What to do: Restate each entry word for word, leaving nothing out.

Dataset rows describing interfaces
┌────────
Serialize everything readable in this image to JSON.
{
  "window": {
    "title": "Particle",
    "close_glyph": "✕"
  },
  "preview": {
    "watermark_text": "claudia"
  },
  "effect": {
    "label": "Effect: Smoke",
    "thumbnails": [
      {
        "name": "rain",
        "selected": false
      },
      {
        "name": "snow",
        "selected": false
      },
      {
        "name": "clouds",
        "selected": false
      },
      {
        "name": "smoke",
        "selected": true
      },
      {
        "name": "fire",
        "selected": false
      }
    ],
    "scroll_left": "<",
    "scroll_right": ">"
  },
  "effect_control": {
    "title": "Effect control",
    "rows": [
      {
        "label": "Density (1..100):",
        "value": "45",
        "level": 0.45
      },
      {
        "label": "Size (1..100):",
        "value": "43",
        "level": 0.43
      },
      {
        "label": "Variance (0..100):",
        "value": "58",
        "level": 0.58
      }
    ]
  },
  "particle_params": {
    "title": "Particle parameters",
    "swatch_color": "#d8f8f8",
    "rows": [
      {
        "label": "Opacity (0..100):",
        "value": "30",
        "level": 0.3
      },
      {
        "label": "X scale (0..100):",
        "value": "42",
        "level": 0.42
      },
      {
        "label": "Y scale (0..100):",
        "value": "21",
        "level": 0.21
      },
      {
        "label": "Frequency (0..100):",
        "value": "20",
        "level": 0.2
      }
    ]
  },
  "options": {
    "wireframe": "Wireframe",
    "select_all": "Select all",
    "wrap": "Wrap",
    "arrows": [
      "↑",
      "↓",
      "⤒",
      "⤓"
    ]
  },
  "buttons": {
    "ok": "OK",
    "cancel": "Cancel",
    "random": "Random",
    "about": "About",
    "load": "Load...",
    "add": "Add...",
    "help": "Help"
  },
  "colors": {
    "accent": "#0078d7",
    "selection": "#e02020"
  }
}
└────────
Solution for this exercise:
Serialize everything readable in this image to JSON.
{
  "window": {
    "title": "Particle",
    "close_glyph": "✕"
  },
  "preview": {
    "watermark_text": "claudia"
  },
  "effect": {
    "label": "Effect: Smoke",
    "thumbnails": [
      {
        "name": "rain",
        "selected": false
      },
      {
        "name": "snow",
        "selected": false
      },
      {
        "name": "clouds",
        "selected": false
      },
      {
        "name": "smoke",
        "selected": true
      },
      {
        "name": "fire",
        "selected": false
      }
    ],
    "scroll_left": "<",
    "scroll_right": ">"
  },
  "effect_control": {
    "title": "Effect control",
    "rows": [
      {
        "label": "Density (1..100):",
        "value": "45",
        "level": 0.45
      },
      {
        "label": "Size (1..100):",
        "value": "43",
        "level": 0.43
      },
      {
        "label": "Variance (0..100):",
        "value": "58",
        "level": 0.58
      }
    ]
  },
  "particle_params": {
    "title": "Particle parameters",
    "swatch_color": "#d8f8f8",
    "rows": [
      {
        "label": "Opacity (0..100):",
        "value": "30",
        "level": 0.3
      },
      {
        "label": "X scale (0..100):",
        "value": "42",
        "level": 0.42
      },
      {
        "label": "Y scale (0..100):",
        "value": "21",
        "level": 0.21
      },
      {
        "label": "Frequency (0..100):",
        "value": "20",
        "level": 0.2
      }
    ]
  },
  "options": {
    "wireframe": "Wireframe",
    "select_all": "Select all",
    "wrap": "Wrap",
    "arrows": [
      "↑",
      "↓",
      "⤒",
      "⤓"
    ]
  },
  "buttons": {
    "ok": "OK",
    "cancel": "Cancel",
    "random": "Random",
    "about": "About",
    "load": "Load...",
    "add": "Add...",
    "help": "Help"
  },
  "colors": {
    "accent": "#0078d7",
    "selection": "#e02020"
  }
}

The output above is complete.